There are a number of situations in which we might want to test the fit of a distribution of values, say questionnaire scores and a distribution. That graph above shows a set of scores as a histogram and the standard Gaussian distribution shape superimposed on it. That’s a very crude eyeball test of fit to a distribution. Our eyeballs and brain aren’t very good at turning that into a more replicable way of assessing fit. Those methods are provided by tests of fit which ask: given a criterion of misfit, how unlikely is it, given the dataset size we have and the distribution it shows, that a misfit as large or larger than seen would have arisen by randomly sampling datasets of that size from the reference distribution.

Methodologically these situations fall into two groups:

- It may matter whether the distribution is a fit to a theoretical distribution, almost always the Gaussian distribution.
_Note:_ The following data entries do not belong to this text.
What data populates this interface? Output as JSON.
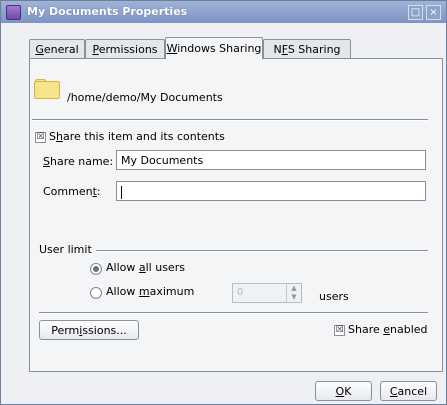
{
  "window": {
    "title": "My Documents Properties",
    "minimize_glyph": "□",
    "close_glyph": "×",
    "app_icon": "folder-properties-icon"
  },
  "tabs": [
    {
      "label_pre": "",
      "mnemonic": "G",
      "label_post": "eneral"
    },
    {
      "label_pre": "",
      "mnemonic": "P",
      "label_post": "ermissions"
    },
    {
      "label_pre": "",
      "mnemonic": "W",
      "label_post": "indows Sharing"
    },
    {
      "label_pre": "N",
      "mnemonic": "F",
      "label_post": "S Sharing"
    }
  ],
  "active_tab": "Windows Sharing",
  "folder": {
    "icon": "folder-icon",
    "path": "/home/demo/My Documents"
  },
  "share_item": {
    "checked_glyph": "☒",
    "label_pre": "S",
    "mnemonic": "h",
    "label_post": "are this item and its contents"
  },
  "share_name": {
    "label_pre": "",
    "mnemonic": "S",
    "label_post": "hare name:",
    "value": "My Documents"
  },
  "comment": {
    "label_pre": "Commen",
    "mnemonic": "t",
    "label_post": ":",
    "value": ""
  },
  "user_limit": {
    "group_label": "User limit",
    "allow_all": {
      "label_pre": "Allow ",
      "mnemonic": "a",
      "label_post": "ll users",
      "selected": true
    },
    "allow_max": {
      "label_pre": "Allow ",
      "mnemonic": "m",
      "label_post": "aximum",
      "selected": false
    },
    "max_value": "0",
    "users_label": "users"
  },
  "permissions_button": {
    "label_pre": "Perm",
    "mnemonic": "i",
    "label_post": "ssions..."
  },
  "share_enabled": {
    "checked_glyph": "☒",
    "label_pre": "Share ",
    "mnemonic": "e",
    "label_post": "nabled"
  },
  "ok_button": {
    "label_pre": "",
    "mnemonic": "O",
    "label_post": "K"
  },
  "cancel_button": {
    "label_pre": "",
    "mnemonic": "C",
    "label_post": "ancel"
  }
}
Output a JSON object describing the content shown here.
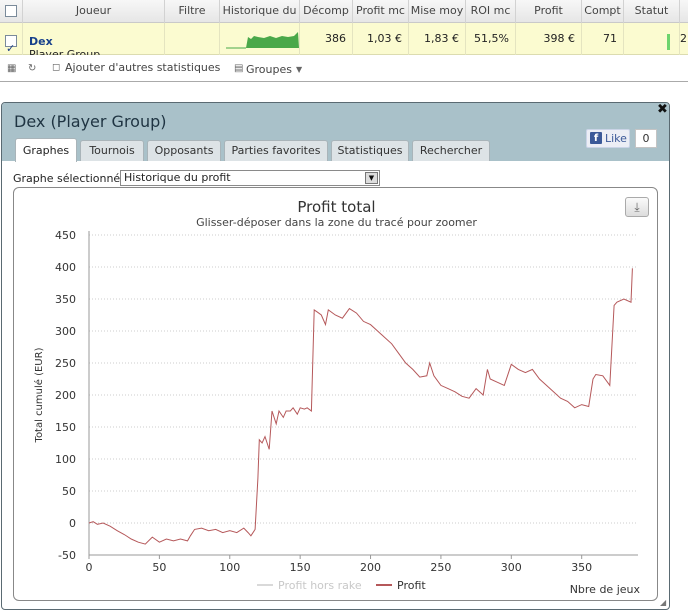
{
  "table": {
    "headers": [
      "Joueur",
      "Filtre",
      "Historique du",
      "Décomp",
      "Profit mc",
      "Mise moy",
      "ROI mc",
      "Profit",
      "Compt",
      "Statut"
    ],
    "row": {
      "name": "Dex",
      "group": "Player Group",
      "filter": "",
      "decompte": "386",
      "profit_moyen": "1,03 €",
      "mise_moyenne": "1,83 €",
      "roi_moyen": "51,5%",
      "profit": "398 €",
      "compte": "71",
      "trailing": "2"
    }
  },
  "toolbar": {
    "add_stats_label": "Ajouter d'autres statistiques",
    "groups_label": "Groupes"
  },
  "dialog": {
    "title": "Dex (Player Group)",
    "like_label": "Like",
    "like_count": "0",
    "tabs": [
      "Graphes",
      "Tournois",
      "Opposants",
      "Parties favorites",
      "Statistiques",
      "Rechercher"
    ],
    "active_tab": "Graphes",
    "graph_select_label": "Graphe sélectionné :",
    "graph_select_value": "Historique du profit"
  },
  "chart_data": {
    "type": "line",
    "title": "Profit total",
    "subtitle": "Glisser-déposer dans la zone du tracé pour zoomer",
    "xlabel": "Nbre de jeux",
    "ylabel": "Total cumulé (EUR)",
    "xlim": [
      0,
      390
    ],
    "ylim": [
      -50,
      450
    ],
    "xticks": [
      0,
      50,
      100,
      150,
      200,
      250,
      300,
      350
    ],
    "yticks": [
      -50,
      0,
      50,
      100,
      150,
      200,
      250,
      300,
      350,
      400,
      450
    ],
    "grid": true,
    "legend_position": "bottom",
    "colors": {
      "profit": "#b5585a",
      "profit_hors_rake": "#d9d9d9",
      "grid": "#cccccc"
    },
    "series": [
      {
        "name": "Profit hors rake",
        "visible": false,
        "x": [],
        "y": []
      },
      {
        "name": "Profit",
        "visible": true,
        "x": [
          0,
          3,
          6,
          10,
          15,
          20,
          25,
          30,
          35,
          40,
          45,
          50,
          55,
          60,
          65,
          70,
          72,
          75,
          80,
          85,
          90,
          95,
          100,
          105,
          110,
          113,
          115,
          118,
          120,
          121,
          123,
          125,
          128,
          130,
          133,
          135,
          138,
          140,
          143,
          145,
          148,
          150,
          153,
          155,
          158,
          160,
          162,
          165,
          168,
          170,
          175,
          180,
          185,
          190,
          195,
          200,
          205,
          210,
          215,
          220,
          225,
          230,
          235,
          240,
          242,
          245,
          250,
          255,
          260,
          265,
          270,
          275,
          280,
          283,
          285,
          290,
          295,
          300,
          305,
          310,
          315,
          320,
          325,
          330,
          335,
          340,
          345,
          350,
          355,
          358,
          360,
          365,
          370,
          373,
          375,
          380,
          385,
          386
        ],
        "y": [
          0,
          2,
          -2,
          0,
          -5,
          -12,
          -18,
          -25,
          -30,
          -33,
          -22,
          -30,
          -25,
          -28,
          -25,
          -28,
          -20,
          -10,
          -8,
          -12,
          -10,
          -15,
          -12,
          -15,
          -8,
          -15,
          -20,
          -10,
          70,
          130,
          125,
          135,
          115,
          175,
          155,
          175,
          165,
          175,
          175,
          180,
          170,
          180,
          178,
          180,
          175,
          333,
          330,
          325,
          310,
          333,
          325,
          320,
          335,
          328,
          315,
          310,
          300,
          290,
          280,
          265,
          250,
          240,
          228,
          230,
          250,
          230,
          215,
          210,
          205,
          198,
          195,
          210,
          200,
          240,
          225,
          220,
          215,
          248,
          240,
          235,
          240,
          225,
          215,
          205,
          195,
          190,
          180,
          185,
          182,
          225,
          232,
          230,
          215,
          340,
          345,
          350,
          345,
          398
        ]
      }
    ]
  }
}
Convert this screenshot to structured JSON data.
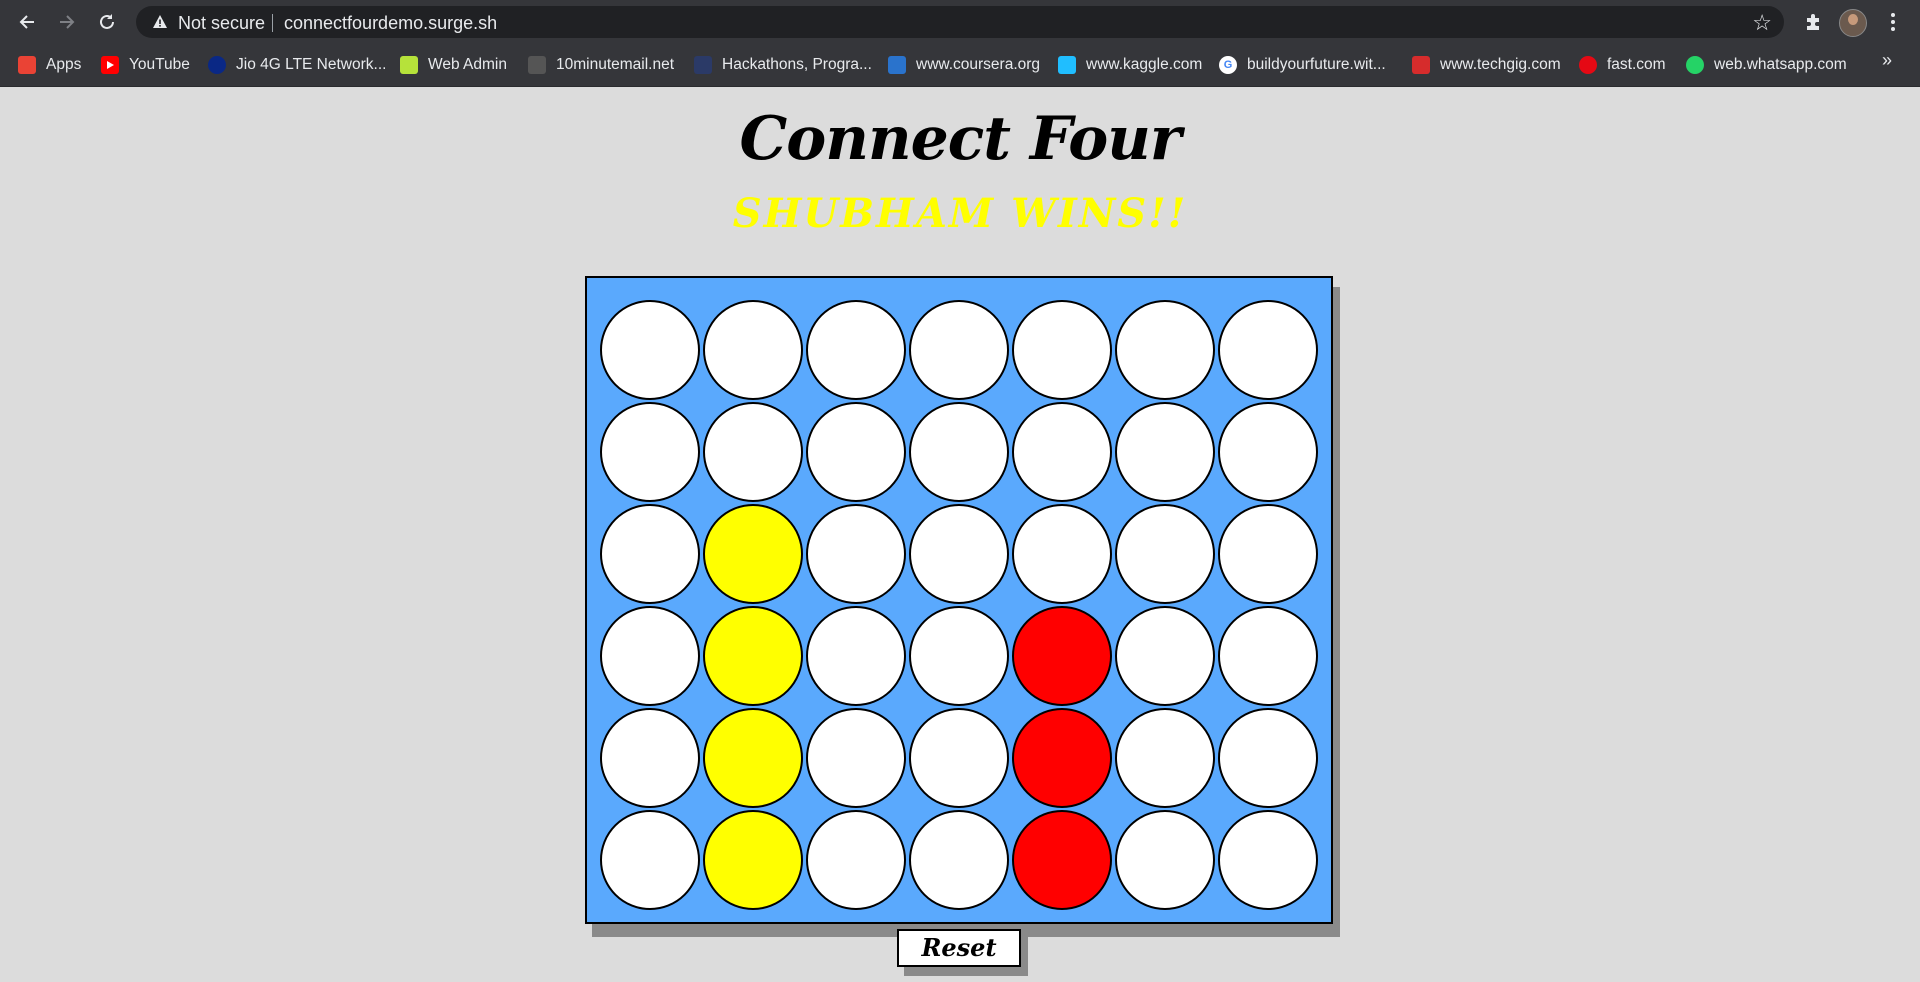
{
  "browser": {
    "security_label": "Not secure",
    "url": "connectfourdemo.surge.sh",
    "icons": [
      "back-icon",
      "forward-icon",
      "reload-icon",
      "warning-icon",
      "star-icon",
      "extensions-icon",
      "menu-icon"
    ]
  },
  "bookmarks": [
    {
      "label": "Apps",
      "icon": "apps-grid-icon",
      "color": "#ea4335"
    },
    {
      "label": "YouTube",
      "icon": "youtube-icon",
      "color": "#ff0000"
    },
    {
      "label": "Jio 4G LTE Network...",
      "icon": "jio-icon",
      "color": "#0a2885"
    },
    {
      "label": "Web Admin",
      "icon": "lte-icon",
      "color": "#b6e23a"
    },
    {
      "label": "10minutemail.net",
      "icon": "ten-icon",
      "color": "#555555"
    },
    {
      "label": "Hackathons, Progra...",
      "icon": "hackathon-icon",
      "color": "#2b3a67"
    },
    {
      "label": "www.coursera.org",
      "icon": "coursera-icon",
      "color": "#2a73cc"
    },
    {
      "label": "www.kaggle.com",
      "icon": "kaggle-icon",
      "color": "#20beff"
    },
    {
      "label": "buildyourfuture.wit...",
      "icon": "google-icon",
      "color": "#ffffff"
    },
    {
      "label": "www.techgig.com",
      "icon": "techgig-icon",
      "color": "#d62c2c"
    },
    {
      "label": "fast.com",
      "icon": "fast-icon",
      "color": "#e50914"
    },
    {
      "label": "web.whatsapp.com",
      "icon": "whatsapp-icon",
      "color": "#25d366"
    }
  ],
  "bookmarks_overflow": "»",
  "game": {
    "title": "Connect Four",
    "status": "SHUBHAM WINS!!",
    "reset_label": "Reset",
    "colors": {
      "board": "#5aa9fd",
      "empty": "#ffffff",
      "yellow": "#ffff00",
      "red": "#ff0000",
      "status": "#ffff00"
    },
    "rows": 6,
    "cols": 7,
    "grid": [
      [
        "empty",
        "empty",
        "empty",
        "empty",
        "empty",
        "empty",
        "empty"
      ],
      [
        "empty",
        "empty",
        "empty",
        "empty",
        "empty",
        "empty",
        "empty"
      ],
      [
        "empty",
        "yellow",
        "empty",
        "empty",
        "empty",
        "empty",
        "empty"
      ],
      [
        "empty",
        "yellow",
        "empty",
        "empty",
        "red",
        "empty",
        "empty"
      ],
      [
        "empty",
        "yellow",
        "empty",
        "empty",
        "red",
        "empty",
        "empty"
      ],
      [
        "empty",
        "yellow",
        "empty",
        "empty",
        "red",
        "empty",
        "empty"
      ]
    ]
  }
}
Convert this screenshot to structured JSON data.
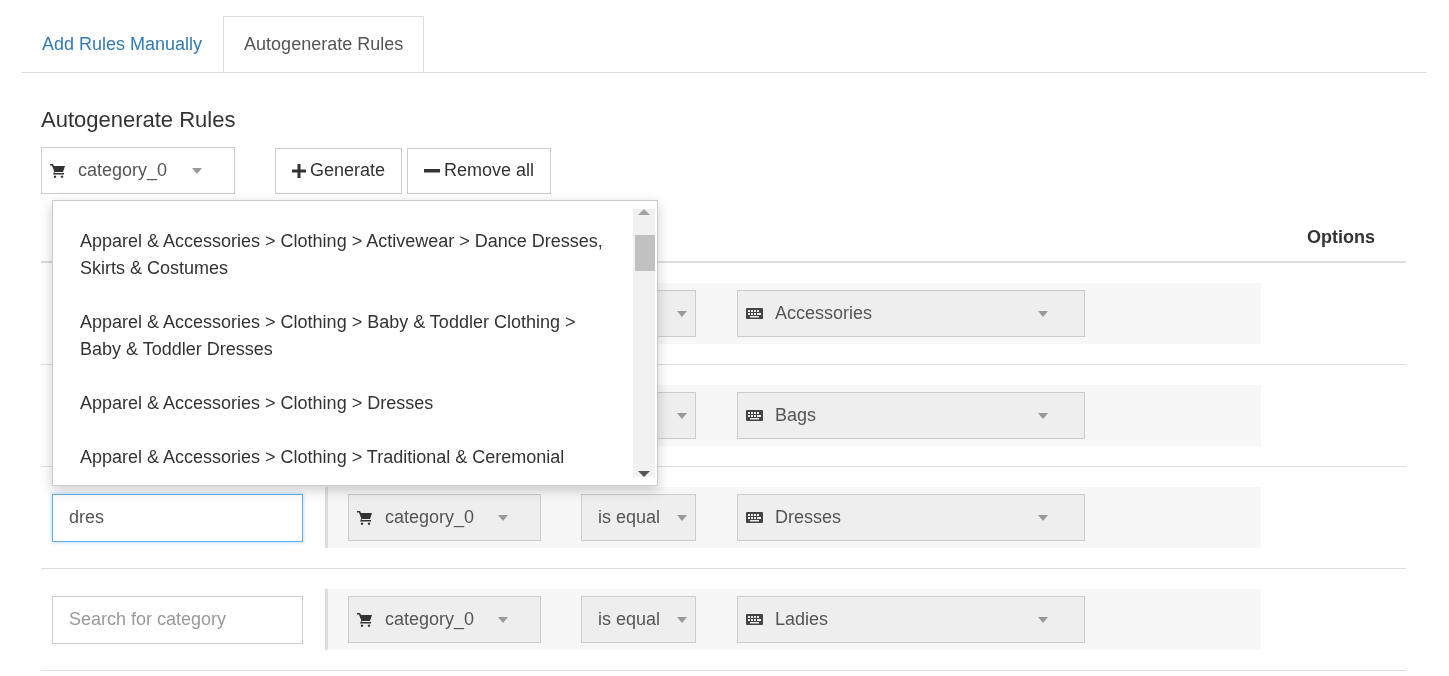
{
  "tabs": [
    {
      "label": "Add Rules Manually",
      "selected": false
    },
    {
      "label": "Autogenerate Rules",
      "selected": true
    }
  ],
  "heading": "Autogenerate Rules",
  "toolbar": {
    "attribute_select": "category_0",
    "buttons": [
      {
        "kind": "add",
        "label": "Generate"
      },
      {
        "kind": "remove",
        "label": "Remove all"
      }
    ]
  },
  "table": {
    "columns": [
      {
        "label": "Options"
      }
    ],
    "rows": [
      {
        "value": "Accessories"
      },
      {
        "value": "Bags"
      },
      {
        "search": {
          "value": "dres",
          "focused": true
        },
        "attribute": "category_0",
        "operator": "is equal",
        "value": "Dresses"
      },
      {
        "search": {
          "placeholder": "Search for category",
          "focused": false
        },
        "attribute": "category_0",
        "operator": "is equal",
        "value": "Ladies"
      }
    ]
  },
  "dropdown": {
    "items": [
      "Apparel & Accessories > Clothing > Activewear > Dance Dresses, Skirts & Costumes",
      "Apparel & Accessories > Clothing > Baby & Toddler Clothing > Baby & Toddler Dresses",
      "Apparel & Accessories > Clothing > Dresses",
      "Apparel & Accessories > Clothing > Traditional & Ceremonial"
    ]
  }
}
These situations are called “one sample” testing as misfit of the one dataset to the theoretical distribution is tested.
- Sometimes we want to know if one empirical distribution is similar to another: is the distribution of scores on a questionnaire at assessment similar in our clinic to that reported from another clinic. These are “two sample” testing and perhaps underused in our field. The test here is whether the two samples differ too much on the misfit criterion to have plausibly been found by random sampling from the same population.

Why might we be wanting to do this? Taking them in reverse order, comparing the distributions between two samples goes beyond testing that the means for the two datasets might have come from populations with the same mean and helps us see if the distribution is different. Two clinics might have the same mean score but one have both more high scoring referrals *and *more low scoring referrals than the other. This could easily happen if referrers have different ideas about need and it could create very different pressures on the two clinics. However I don’t recall ever having seen this done in the therapy/MH literature (nor have I done it yet)!

What is much more common is that we see tests of fit to a distribution used to justify, or to reject, doing a subsequent, substantive analysis: testing for fit to Gaussian distribution before doing any of a long list of analyses: t-tests, ANOVAs, linear regression, multilevel analyses, factor analyses. This is quite a fraught area relating to “parametric statistics”. For many analyses the need for this pre-testing or prior exploration has reduced a bit with the increasing use of bootstrap analyses

Sadly, I think that far too often such “fit testing” becomes a sort of virtue signalling: “look we know what’s allowed and what isn’t” and is of rather little real help in ensuring that findings that are presented have their real robustness explored.

More positively, as long as its logic is understood, these are probably the most justifiable applications of Null hypothesis significance testing and the (NHST) paradigm for typical therapy/MH data.

#### Details #

For more on tests of fit it’s paradoxically best to go first to my Rblog post on the Kolmogorov-Smirnov test. That has graphics and examples that explain the K-S test. The K-S test is rather a nice test in its design and theory and was for many years the goto test of fit to a Gaussian distribution. However, it turns out to be a very poor test for that purpose. (It’s perhaps more interesting and useful for comparing two sets of assessment questionnaire scores.) That leads nicely into the next of my Rblog posts which is specifically on a set of better tests of fit.

#### Try also #

Kolmogorov-Smirnov test

Anderson-Darling test

Cramer von Mises test

Shapiro-Wilk test

Shapiro-Francia test

Null hypothesis testing

Distribution shape

Null hypothesis significance testing (NHST) paradigm

Sampling and sample frame

Population

#### Chapters #

The ideas of parametric and non-parametric tests, and hence of distributions and distribution testing crop up in Chapter 5 of the book.

#### Online resources #

See links in **details** above.

#### Dates #

First created 17.xi.23, updated links 20.xi.23.